Last month, we reviewed some of the issues that firms should consider when deciding whether to relocate a new hire to join the organization. This month, we continue the discussion by exploring some guidelines on how to handle the process of at-a-distance candidates doing an on-site firm visit and interview, as well as an overview of what we are seeing firms provide in terms of relocation benefits.
Since financial planning positions, at least the client facing ones, are about building trust and rapport, and conveying a certain gravitas, etc., you shouldn’t hire someone without meeting them in person. Phone and video conference interviews are an efficient tool for the early interview stages, but an in-person meeting is a must before making a final offer.
Generally, firms need to be prepared to cover the travel expenses of a candidate they invite to an on-site interview. This includes all the “standard” expenses, such as airfare and rental car (or mileage if it’s driving distance), hotel accommodations, and usually meal costs as well. Sometimes this comes as a shock to firm owners who think these benefits are reserved only for more senior level hires, but with financial planning suffering from a dearth of talent, it applies down to the associate planner as well (especially if you’re hoping they’ll stay to become a long-term senior advisor eventually!).
As I conveyed last month, it is insightful to observe how the candidate approaches this phase of the interview process. It is a good sign if they offer to come visit on their own, whether the firm is reimbursing them or not, but realistically the cost of turnover for a bad fit means it’s not worth trying to save a few hundred or even a thousand dollars by refusing to pay the expense. And from the opposite perspective, if you’re really trying to attract top talent, this is an opportunity to roll out the red carpet and develop a raving fan for your firm, who will say “yes” to your offer letter, and not hesitate to recruit other team members for you as well. One firm we worked with flew a candidate out, put them up in a condo, and provided a car for them to drive around to explore the area.

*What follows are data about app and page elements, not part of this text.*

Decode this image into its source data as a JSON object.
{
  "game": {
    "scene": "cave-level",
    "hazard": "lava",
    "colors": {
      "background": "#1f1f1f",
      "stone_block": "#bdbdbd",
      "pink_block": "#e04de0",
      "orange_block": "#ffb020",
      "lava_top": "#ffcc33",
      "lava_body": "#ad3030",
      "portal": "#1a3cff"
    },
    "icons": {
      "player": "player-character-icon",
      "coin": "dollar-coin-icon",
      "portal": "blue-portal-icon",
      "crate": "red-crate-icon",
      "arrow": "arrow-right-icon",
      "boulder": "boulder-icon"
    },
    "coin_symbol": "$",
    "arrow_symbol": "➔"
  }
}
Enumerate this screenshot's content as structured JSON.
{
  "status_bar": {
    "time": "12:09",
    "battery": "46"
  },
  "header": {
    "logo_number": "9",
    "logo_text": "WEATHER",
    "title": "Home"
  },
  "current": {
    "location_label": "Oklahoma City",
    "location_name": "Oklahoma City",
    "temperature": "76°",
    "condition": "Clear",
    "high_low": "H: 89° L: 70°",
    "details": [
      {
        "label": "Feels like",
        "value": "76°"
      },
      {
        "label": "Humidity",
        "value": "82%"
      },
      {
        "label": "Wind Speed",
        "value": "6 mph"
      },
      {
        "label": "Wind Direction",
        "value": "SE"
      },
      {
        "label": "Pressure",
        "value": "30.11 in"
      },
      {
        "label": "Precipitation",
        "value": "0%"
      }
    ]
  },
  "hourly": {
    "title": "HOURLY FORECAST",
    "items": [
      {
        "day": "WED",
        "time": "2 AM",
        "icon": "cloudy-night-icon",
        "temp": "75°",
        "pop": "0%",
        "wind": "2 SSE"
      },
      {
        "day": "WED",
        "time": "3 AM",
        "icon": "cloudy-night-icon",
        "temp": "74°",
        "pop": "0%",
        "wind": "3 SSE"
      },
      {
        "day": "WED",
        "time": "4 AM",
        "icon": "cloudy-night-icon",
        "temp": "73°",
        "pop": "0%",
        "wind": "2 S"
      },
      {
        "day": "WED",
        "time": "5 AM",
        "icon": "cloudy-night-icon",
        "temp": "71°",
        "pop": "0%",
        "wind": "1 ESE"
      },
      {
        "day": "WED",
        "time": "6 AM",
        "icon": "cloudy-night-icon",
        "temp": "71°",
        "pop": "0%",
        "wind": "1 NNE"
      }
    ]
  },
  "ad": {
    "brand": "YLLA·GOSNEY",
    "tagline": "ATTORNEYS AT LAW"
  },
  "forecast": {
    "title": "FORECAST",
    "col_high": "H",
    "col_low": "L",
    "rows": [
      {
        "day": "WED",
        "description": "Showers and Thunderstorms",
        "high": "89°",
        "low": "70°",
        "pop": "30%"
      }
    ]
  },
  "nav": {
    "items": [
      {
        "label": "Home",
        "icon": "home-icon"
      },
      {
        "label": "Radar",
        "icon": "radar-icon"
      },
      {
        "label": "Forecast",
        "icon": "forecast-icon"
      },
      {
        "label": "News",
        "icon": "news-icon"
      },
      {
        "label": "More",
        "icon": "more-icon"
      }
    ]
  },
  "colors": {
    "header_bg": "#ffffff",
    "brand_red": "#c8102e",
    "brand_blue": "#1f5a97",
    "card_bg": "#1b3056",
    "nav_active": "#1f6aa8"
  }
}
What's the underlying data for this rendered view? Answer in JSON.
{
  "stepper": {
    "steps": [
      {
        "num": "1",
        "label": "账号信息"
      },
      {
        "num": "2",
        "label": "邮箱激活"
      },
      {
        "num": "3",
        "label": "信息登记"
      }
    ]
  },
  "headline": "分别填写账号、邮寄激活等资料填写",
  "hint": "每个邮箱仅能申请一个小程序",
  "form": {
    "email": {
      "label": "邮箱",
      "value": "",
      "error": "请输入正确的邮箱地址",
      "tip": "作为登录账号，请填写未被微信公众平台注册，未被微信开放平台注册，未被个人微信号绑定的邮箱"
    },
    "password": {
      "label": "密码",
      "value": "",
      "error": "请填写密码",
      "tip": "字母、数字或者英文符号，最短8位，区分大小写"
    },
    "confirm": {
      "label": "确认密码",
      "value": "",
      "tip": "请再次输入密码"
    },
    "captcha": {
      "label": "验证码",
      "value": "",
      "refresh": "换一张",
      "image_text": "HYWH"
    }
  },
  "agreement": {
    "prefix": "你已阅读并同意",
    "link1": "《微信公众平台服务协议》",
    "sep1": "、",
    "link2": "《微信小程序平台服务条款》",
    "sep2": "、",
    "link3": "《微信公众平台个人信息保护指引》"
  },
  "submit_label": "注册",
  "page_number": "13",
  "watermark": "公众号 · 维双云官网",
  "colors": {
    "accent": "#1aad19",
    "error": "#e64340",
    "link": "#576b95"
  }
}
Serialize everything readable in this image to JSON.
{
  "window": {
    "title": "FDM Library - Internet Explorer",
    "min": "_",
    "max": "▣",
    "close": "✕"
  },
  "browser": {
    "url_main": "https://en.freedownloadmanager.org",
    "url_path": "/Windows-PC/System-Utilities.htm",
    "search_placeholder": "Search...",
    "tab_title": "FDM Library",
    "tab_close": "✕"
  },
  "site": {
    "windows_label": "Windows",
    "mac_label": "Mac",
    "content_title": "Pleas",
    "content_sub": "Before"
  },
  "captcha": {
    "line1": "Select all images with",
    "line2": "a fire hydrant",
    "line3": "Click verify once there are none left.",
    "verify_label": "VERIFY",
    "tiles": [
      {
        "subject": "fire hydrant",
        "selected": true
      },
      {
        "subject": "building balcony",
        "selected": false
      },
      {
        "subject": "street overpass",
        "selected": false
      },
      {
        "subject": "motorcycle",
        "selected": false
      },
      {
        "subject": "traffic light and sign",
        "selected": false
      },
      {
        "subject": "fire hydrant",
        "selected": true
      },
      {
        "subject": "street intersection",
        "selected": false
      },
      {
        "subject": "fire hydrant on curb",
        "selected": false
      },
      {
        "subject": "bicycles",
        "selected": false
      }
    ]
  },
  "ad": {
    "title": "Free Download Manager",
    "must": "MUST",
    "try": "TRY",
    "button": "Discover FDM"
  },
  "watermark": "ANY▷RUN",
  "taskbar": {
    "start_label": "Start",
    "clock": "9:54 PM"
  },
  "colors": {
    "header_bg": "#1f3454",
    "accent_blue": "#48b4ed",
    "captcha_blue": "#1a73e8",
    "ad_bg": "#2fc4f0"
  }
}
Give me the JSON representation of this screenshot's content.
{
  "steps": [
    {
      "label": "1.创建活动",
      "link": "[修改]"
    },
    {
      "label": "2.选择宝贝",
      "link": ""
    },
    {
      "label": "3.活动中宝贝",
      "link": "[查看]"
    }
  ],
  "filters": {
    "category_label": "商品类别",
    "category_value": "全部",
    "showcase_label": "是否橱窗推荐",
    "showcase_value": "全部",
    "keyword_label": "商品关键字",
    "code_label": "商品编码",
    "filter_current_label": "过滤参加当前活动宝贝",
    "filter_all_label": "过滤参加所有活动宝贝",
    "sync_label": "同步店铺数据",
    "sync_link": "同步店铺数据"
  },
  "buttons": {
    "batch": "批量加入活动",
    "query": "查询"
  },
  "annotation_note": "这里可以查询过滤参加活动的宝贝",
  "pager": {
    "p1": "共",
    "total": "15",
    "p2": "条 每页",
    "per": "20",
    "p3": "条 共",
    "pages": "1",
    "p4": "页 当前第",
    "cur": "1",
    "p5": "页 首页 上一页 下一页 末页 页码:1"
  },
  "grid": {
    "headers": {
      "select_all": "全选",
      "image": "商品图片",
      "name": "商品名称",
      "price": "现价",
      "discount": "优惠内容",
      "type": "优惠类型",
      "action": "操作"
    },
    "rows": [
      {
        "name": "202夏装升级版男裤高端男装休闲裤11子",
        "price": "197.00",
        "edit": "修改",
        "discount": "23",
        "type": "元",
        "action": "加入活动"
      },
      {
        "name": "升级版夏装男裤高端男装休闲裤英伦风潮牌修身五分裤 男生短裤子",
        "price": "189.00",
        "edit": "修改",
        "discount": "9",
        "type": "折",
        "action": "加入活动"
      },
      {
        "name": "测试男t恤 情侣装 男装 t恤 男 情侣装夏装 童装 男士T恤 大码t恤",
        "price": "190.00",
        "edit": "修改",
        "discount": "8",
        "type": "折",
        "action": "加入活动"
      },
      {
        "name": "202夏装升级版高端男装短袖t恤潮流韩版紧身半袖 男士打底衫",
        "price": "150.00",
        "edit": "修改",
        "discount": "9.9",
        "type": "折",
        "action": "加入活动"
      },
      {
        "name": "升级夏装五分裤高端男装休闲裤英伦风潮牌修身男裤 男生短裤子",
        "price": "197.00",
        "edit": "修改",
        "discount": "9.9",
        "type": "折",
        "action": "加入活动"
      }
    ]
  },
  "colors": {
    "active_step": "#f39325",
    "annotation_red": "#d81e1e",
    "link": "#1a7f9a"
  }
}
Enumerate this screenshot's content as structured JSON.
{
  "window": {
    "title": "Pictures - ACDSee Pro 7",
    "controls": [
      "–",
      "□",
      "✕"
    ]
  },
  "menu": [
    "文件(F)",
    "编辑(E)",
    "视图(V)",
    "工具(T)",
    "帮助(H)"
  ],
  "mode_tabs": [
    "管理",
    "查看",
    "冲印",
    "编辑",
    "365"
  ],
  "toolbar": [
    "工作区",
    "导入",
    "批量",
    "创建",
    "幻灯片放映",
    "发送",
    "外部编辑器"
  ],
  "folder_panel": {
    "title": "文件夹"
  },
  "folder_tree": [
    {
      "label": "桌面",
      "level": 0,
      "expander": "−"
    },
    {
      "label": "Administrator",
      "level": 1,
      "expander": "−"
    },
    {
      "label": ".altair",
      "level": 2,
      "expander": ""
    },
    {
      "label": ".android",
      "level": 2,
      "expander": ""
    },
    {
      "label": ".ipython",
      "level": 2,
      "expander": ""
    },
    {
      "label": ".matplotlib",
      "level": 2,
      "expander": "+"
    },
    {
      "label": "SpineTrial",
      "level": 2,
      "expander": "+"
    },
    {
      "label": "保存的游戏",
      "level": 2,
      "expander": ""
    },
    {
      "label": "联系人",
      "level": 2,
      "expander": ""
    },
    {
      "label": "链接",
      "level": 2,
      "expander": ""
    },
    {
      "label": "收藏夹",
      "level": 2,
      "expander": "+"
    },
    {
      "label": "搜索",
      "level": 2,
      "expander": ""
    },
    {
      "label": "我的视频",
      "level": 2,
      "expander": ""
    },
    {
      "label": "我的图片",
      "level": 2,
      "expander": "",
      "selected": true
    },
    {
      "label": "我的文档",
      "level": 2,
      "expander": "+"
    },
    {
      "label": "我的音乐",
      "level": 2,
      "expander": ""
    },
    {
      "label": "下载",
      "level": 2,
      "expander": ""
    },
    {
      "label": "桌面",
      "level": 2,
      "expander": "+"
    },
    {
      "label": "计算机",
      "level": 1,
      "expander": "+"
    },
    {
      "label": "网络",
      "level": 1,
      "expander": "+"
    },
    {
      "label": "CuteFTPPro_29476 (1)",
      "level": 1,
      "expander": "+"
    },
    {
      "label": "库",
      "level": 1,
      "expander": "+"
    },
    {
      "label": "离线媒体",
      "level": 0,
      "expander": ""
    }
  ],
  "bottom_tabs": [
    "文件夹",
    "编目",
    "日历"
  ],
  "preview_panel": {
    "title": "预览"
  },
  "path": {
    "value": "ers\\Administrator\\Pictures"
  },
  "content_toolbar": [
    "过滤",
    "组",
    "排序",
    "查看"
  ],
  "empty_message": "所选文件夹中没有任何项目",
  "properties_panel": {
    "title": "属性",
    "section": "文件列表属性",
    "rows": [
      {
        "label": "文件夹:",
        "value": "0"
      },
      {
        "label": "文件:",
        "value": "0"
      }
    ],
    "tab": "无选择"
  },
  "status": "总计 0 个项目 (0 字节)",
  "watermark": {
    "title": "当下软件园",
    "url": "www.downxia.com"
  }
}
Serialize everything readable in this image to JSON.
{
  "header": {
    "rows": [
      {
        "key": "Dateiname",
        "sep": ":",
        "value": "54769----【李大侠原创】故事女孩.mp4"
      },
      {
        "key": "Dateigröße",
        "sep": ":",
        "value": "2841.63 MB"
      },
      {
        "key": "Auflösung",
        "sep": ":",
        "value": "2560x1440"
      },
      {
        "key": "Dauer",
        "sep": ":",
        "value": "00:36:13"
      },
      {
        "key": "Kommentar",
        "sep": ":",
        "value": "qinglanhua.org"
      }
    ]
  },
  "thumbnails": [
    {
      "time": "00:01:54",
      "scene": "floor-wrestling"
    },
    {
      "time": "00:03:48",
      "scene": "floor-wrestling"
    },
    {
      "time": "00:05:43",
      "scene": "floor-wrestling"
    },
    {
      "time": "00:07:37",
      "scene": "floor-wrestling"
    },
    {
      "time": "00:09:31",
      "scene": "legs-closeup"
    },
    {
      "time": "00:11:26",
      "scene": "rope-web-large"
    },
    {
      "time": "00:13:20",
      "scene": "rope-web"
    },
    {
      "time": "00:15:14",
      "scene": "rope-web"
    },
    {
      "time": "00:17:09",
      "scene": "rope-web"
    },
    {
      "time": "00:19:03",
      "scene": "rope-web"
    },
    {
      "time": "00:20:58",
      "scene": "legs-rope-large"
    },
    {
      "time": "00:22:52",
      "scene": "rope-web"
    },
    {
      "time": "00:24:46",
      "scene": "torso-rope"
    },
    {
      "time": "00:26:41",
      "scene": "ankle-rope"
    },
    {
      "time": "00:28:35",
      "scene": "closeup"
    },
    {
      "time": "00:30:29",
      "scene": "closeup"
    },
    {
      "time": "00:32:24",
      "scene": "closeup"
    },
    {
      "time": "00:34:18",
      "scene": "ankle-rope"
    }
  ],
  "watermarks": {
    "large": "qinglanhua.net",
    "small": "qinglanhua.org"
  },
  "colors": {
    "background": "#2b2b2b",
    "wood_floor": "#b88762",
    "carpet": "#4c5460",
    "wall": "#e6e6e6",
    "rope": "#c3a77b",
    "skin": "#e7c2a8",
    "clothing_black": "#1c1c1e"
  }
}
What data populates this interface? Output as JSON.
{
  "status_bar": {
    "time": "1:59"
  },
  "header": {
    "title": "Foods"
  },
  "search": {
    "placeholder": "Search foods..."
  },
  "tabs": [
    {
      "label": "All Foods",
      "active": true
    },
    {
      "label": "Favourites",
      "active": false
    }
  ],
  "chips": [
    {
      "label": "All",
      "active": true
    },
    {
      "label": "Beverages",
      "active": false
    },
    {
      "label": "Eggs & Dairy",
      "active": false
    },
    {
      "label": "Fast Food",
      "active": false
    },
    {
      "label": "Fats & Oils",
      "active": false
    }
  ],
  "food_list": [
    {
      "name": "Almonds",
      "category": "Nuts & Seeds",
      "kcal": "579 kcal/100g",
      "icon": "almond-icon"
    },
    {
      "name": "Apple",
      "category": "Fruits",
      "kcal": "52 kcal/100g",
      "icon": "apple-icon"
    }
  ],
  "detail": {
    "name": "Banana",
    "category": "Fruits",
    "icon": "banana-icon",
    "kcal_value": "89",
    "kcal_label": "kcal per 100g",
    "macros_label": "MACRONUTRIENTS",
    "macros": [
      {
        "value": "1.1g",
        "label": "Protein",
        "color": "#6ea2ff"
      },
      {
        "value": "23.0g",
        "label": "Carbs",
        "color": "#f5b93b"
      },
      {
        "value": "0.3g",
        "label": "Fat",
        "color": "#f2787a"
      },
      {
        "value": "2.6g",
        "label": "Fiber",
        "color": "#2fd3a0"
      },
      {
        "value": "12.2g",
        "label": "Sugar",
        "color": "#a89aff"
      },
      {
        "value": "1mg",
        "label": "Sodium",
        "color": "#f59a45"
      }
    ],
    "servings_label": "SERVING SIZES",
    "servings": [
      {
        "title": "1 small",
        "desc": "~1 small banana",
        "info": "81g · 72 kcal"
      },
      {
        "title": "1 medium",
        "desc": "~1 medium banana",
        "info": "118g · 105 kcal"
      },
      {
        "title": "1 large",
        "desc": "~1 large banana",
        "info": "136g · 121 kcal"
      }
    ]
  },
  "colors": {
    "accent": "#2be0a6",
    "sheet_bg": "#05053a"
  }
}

Planning an on-site interview can take a lot of time; however, your candidate will appreciate the effort. If they don’t, you will know very quickly, and that’s a great indicator it probably isn’t a good fit (saving you the cost of hiring and firing them later!). Develop an agenda, especially for multi day visits, and send it to your candidate prior to arrival so they know what to expect and what to pack.
Key items you should include on the interview agenda are: office and area tour, interviews with management, interviews and an outside-the-office activity with current team members, several meals together, and be sure to build in some free time so they can explore the area on their own. It can also be helpful to have a realtor, or someone from the office, show them around the area. I have found that most realtors will not charge for the time to have a buyer they might be able to earn a commission on at some future date. Again, this makes the candidate, and the spouse if applicable, feel very special. We have seen deals fall through when firms did a poor job of engaging the spouse, and thus the firm lost the candidate to a competitor. It is not uncommon for the leadership of the firms to have candidates to their own homes during these visits, or at least a chance to interact at a meal or local area attraction.
Once the candidate is sold on the area and the opportunity, some items we have seen other firms include in offer letters are:
- Reimbursement or fixed amounts for moving allowance – we have seen as high as $5,000
- Temporary/corporate apartment housing until usually for a few months until longer term solution is secured
- Plane tickets for an additional visit to look at housing
- Signing bonuses to offset breaking of lease contracts
- Travel allowance, in addition to cash compensation, to be used to visit family back home throughout the year
- Housing stipend to help offset increased housing costs (if applicable in your area)
I realize that this may be causing some advisors to roll their eyes, but this is the reality of where the profession stands in the fight for talent. I can assure you that I see both sides of this, and was not offered any of this when entering the profession in 2002! Firms in areas that have a rich talent pool with a plethora of options to choose from, which is not very many places right now, have the luxury of not having to deal with this. But for most firms, ignoring these tips will mean losing out on the best talent.
Leave a Reply